START Records
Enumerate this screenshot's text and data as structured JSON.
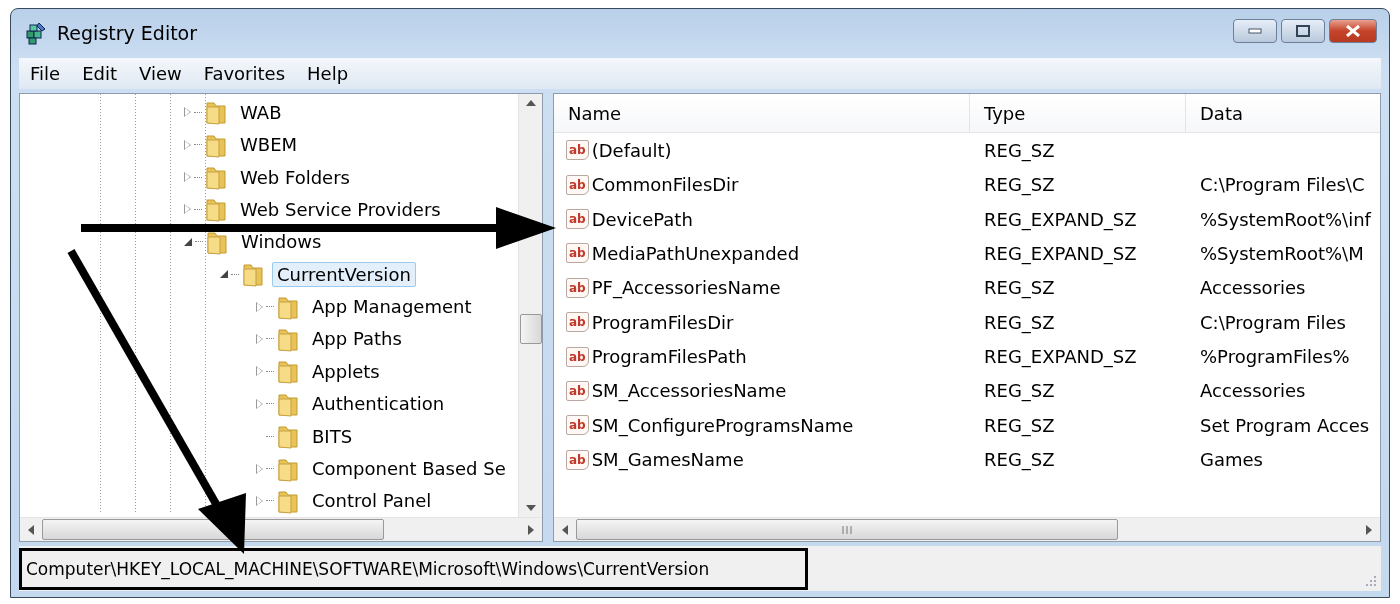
{
  "window": {
    "title": "Registry Editor"
  },
  "menu": [
    "File",
    "Edit",
    "View",
    "Favorites",
    "Help"
  ],
  "tree": [
    {
      "label": "WAB",
      "kind": "branch",
      "expanded": false,
      "selected": false
    },
    {
      "label": "WBEM",
      "kind": "branch",
      "expanded": false,
      "selected": false
    },
    {
      "label": "Web Folders",
      "kind": "branch",
      "expanded": false,
      "selected": false
    },
    {
      "label": "Web Service Providers",
      "kind": "branch",
      "expanded": false,
      "selected": false
    },
    {
      "label": "Windows",
      "kind": "branch",
      "expanded": true,
      "selected": false,
      "children": [
        {
          "label": "CurrentVersion",
          "kind": "branch",
          "expanded": true,
          "selected": true,
          "children": [
            {
              "label": "App Management",
              "kind": "branch",
              "expanded": false,
              "selected": false
            },
            {
              "label": "App Paths",
              "kind": "branch",
              "expanded": false,
              "selected": false
            },
            {
              "label": "Applets",
              "kind": "branch",
              "expanded": false,
              "selected": false
            },
            {
              "label": "Authentication",
              "kind": "branch",
              "expanded": false,
              "selected": false
            },
            {
              "label": "BITS",
              "kind": "leaf",
              "selected": false
            },
            {
              "label": "Component Based Se",
              "kind": "branch",
              "expanded": false,
              "selected": false
            },
            {
              "label": "Control Panel",
              "kind": "branch",
              "expanded": false,
              "selected": false
            }
          ]
        }
      ]
    }
  ],
  "values": {
    "columns": [
      "Name",
      "Type",
      "Data"
    ],
    "rows": [
      {
        "icon": "ab",
        "name": "(Default)",
        "type": "REG_SZ"
      },
      {
        "icon": "ab",
        "name": "CommonFilesDir",
        "type": "REG_SZ",
        "data": "C:\\Program Files\\C"
      },
      {
        "icon": "ab",
        "name": "DevicePath",
        "type": "REG_EXPAND_SZ",
        "data": "%SystemRoot%\\inf"
      },
      {
        "icon": "ab",
        "name": "MediaPathUnexpanded",
        "type": "REG_EXPAND_SZ",
        "data": "%SystemRoot%\\M"
      },
      {
        "icon": "ab",
        "name": "PF_AccessoriesName",
        "type": "REG_SZ",
        "data": "Accessories"
      },
      {
        "icon": "ab",
        "name": "ProgramFilesDir",
        "type": "REG_SZ",
        "data": "C:\\Program Files"
      },
      {
        "icon": "ab",
        "name": "ProgramFilesPath",
        "type": "REG_EXPAND_SZ",
        "data": "%ProgramFiles%"
      },
      {
        "icon": "ab",
        "name": "SM_AccessoriesName",
        "type": "REG_SZ",
        "data": "Accessories"
      },
      {
        "icon": "ab",
        "name": "SM_ConfigureProgramsName",
        "type": "REG_SZ",
        "data": "Set Program Acces"
      },
      {
        "icon": "ab",
        "name": "SM_GamesName",
        "type": "REG_SZ",
        "data": "Games"
      }
    ]
  },
  "status_bar": "Computer\\HKEY_LOCAL_MACHINE\\SOFTWARE\\Microsoft\\Windows\\CurrentVersion"
}
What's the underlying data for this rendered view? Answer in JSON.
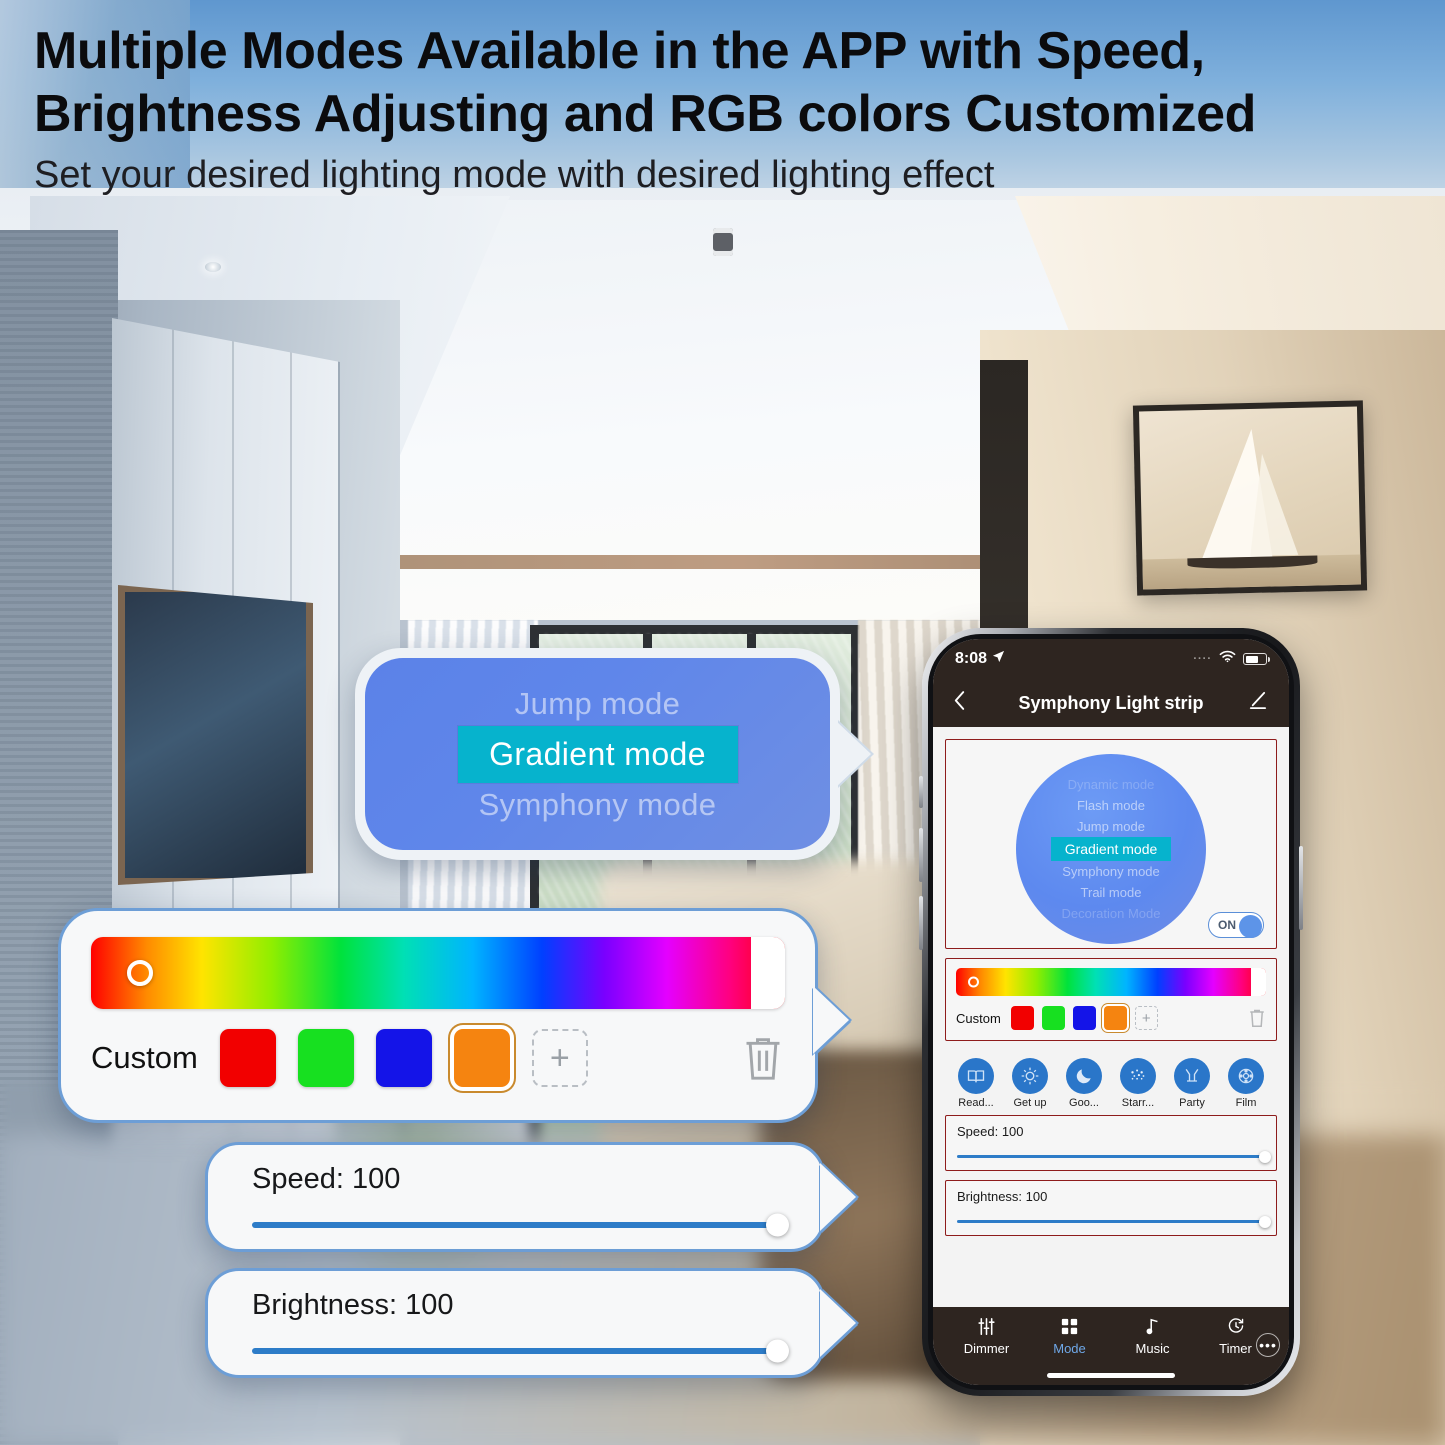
{
  "headings": {
    "title_line1": "Multiple Modes Available in the APP with Speed,",
    "title_line2": "Brightness Adjusting and RGB colors Customized",
    "subtitle": "Set your desired lighting mode with desired lighting effect"
  },
  "mode_callout": {
    "rows": [
      {
        "label": "Jump mode",
        "selected": false
      },
      {
        "label": "Gradient mode",
        "selected": true
      },
      {
        "label": "Symphony mode",
        "selected": false
      }
    ],
    "selected_color": "#06b3cd",
    "panel_color": "#5f86ea"
  },
  "color_callout": {
    "custom_label": "Custom",
    "swatches": [
      {
        "name": "red",
        "color": "#f20000",
        "active": false
      },
      {
        "name": "green",
        "color": "#17e020",
        "active": false
      },
      {
        "name": "blue",
        "color": "#1414e8",
        "active": false
      },
      {
        "name": "orange",
        "color": "#f58410",
        "active": true
      }
    ],
    "add_label": "+",
    "delete_icon": "trash-icon",
    "hue_knob_icon": "hue-handle-icon"
  },
  "speed_callout": {
    "label": "Speed: 100",
    "value": 100
  },
  "brightness_callout": {
    "label": "Brightness: 100",
    "value": 100
  },
  "phone": {
    "status": {
      "time": "8:08",
      "location_icon": "location-arrow-icon",
      "signal_dots": "····",
      "wifi_icon": "wifi-icon",
      "battery_icon": "battery-icon"
    },
    "nav": {
      "back_icon": "chevron-left-icon",
      "title": "Symphony Light strip",
      "edit_icon": "pencil-icon"
    },
    "mode_wheel": {
      "rows": [
        {
          "label": "Dynamic mode",
          "state": "faint"
        },
        {
          "label": "Flash mode",
          "state": "dim"
        },
        {
          "label": "Jump mode",
          "state": "dim"
        },
        {
          "label": "Gradient mode",
          "state": "selected"
        },
        {
          "label": "Symphony mode",
          "state": "dim"
        },
        {
          "label": "Trail mode",
          "state": "dim"
        },
        {
          "label": "Decoration Mode",
          "state": "faint"
        }
      ],
      "toggle_label": "ON",
      "toggle_on": true
    },
    "color": {
      "custom_label": "Custom",
      "swatches": [
        {
          "name": "red",
          "color": "#f20000",
          "active": false
        },
        {
          "name": "green",
          "color": "#17e020",
          "active": false
        },
        {
          "name": "blue",
          "color": "#1414e8",
          "active": false
        },
        {
          "name": "orange",
          "color": "#f58410",
          "active": true
        }
      ],
      "add_label": "+",
      "delete_icon": "trash-icon"
    },
    "scenes": [
      {
        "label": "Read...",
        "icon": "reading-icon"
      },
      {
        "label": "Get up",
        "icon": "get-up-icon"
      },
      {
        "label": "Goo...",
        "icon": "moon-icon"
      },
      {
        "label": "Starr...",
        "icon": "stars-icon"
      },
      {
        "label": "Party",
        "icon": "party-icon"
      },
      {
        "label": "Film",
        "icon": "film-icon"
      }
    ],
    "speed": {
      "label": "Speed: 100",
      "value": 100
    },
    "brightness": {
      "label": "Brightness: 100",
      "value": 100
    },
    "tabs": [
      {
        "label": "Dimmer",
        "icon": "sliders-icon",
        "active": false
      },
      {
        "label": "Mode",
        "icon": "grid-icon",
        "active": true
      },
      {
        "label": "Music",
        "icon": "music-note-icon",
        "active": false
      },
      {
        "label": "Timer",
        "icon": "timer-icon",
        "active": false
      }
    ],
    "more_icon": "ellipsis-icon",
    "accent_color": "#6fa8e8",
    "chrome_color": "#2e2520",
    "highlight_border": "#8e1c1c"
  }
}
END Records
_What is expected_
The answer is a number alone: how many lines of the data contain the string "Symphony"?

_Written reply_
3